WHAT THE TASK ASKS — All lines in the material below that contain "колдуны" should be located and copied.

Segment Start: INFORMATION GIVEN

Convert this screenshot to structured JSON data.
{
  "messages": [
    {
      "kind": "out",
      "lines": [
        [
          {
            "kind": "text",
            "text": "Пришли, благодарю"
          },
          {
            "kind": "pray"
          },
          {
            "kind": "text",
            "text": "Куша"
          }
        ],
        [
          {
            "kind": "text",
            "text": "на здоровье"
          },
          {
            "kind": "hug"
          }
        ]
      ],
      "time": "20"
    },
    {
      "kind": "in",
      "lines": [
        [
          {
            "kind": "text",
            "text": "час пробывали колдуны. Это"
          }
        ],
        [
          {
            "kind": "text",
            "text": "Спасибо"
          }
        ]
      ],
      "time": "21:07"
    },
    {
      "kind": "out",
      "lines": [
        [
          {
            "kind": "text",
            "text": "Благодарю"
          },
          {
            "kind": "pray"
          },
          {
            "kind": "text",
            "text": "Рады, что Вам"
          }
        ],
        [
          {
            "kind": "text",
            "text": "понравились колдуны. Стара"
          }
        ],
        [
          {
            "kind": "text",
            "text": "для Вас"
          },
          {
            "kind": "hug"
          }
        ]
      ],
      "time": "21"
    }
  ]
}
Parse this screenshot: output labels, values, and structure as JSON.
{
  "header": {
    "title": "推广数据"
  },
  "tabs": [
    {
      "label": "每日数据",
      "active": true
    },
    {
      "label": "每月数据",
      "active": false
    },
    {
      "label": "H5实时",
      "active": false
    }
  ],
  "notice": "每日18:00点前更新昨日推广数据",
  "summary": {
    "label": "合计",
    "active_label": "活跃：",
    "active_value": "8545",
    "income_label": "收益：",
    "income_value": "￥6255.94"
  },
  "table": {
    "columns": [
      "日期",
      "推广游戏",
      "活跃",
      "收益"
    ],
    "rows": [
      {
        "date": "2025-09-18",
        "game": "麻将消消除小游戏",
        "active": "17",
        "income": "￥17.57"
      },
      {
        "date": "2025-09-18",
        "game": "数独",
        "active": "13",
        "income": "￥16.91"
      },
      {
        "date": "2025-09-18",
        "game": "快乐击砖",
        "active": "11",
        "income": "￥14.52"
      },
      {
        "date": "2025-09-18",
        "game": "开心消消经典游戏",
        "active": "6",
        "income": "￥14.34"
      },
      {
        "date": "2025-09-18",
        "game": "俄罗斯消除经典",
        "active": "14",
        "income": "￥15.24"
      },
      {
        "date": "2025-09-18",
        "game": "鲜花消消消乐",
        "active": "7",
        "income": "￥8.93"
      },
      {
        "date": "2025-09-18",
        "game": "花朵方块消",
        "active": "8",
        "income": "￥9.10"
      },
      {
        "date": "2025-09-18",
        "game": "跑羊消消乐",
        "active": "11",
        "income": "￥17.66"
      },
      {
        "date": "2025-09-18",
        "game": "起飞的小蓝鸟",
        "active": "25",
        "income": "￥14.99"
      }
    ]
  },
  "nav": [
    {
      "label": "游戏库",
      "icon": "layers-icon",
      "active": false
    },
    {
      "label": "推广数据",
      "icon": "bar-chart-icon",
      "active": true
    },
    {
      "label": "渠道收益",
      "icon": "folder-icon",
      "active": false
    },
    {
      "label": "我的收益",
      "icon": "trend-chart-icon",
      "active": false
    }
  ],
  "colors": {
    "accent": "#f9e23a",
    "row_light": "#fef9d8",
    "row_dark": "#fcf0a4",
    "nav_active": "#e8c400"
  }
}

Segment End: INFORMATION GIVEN

EXERCISE SOLUTION —
            "text": "час пробывали колдуны. Это"
            "text": "понравились колдуны. Стара"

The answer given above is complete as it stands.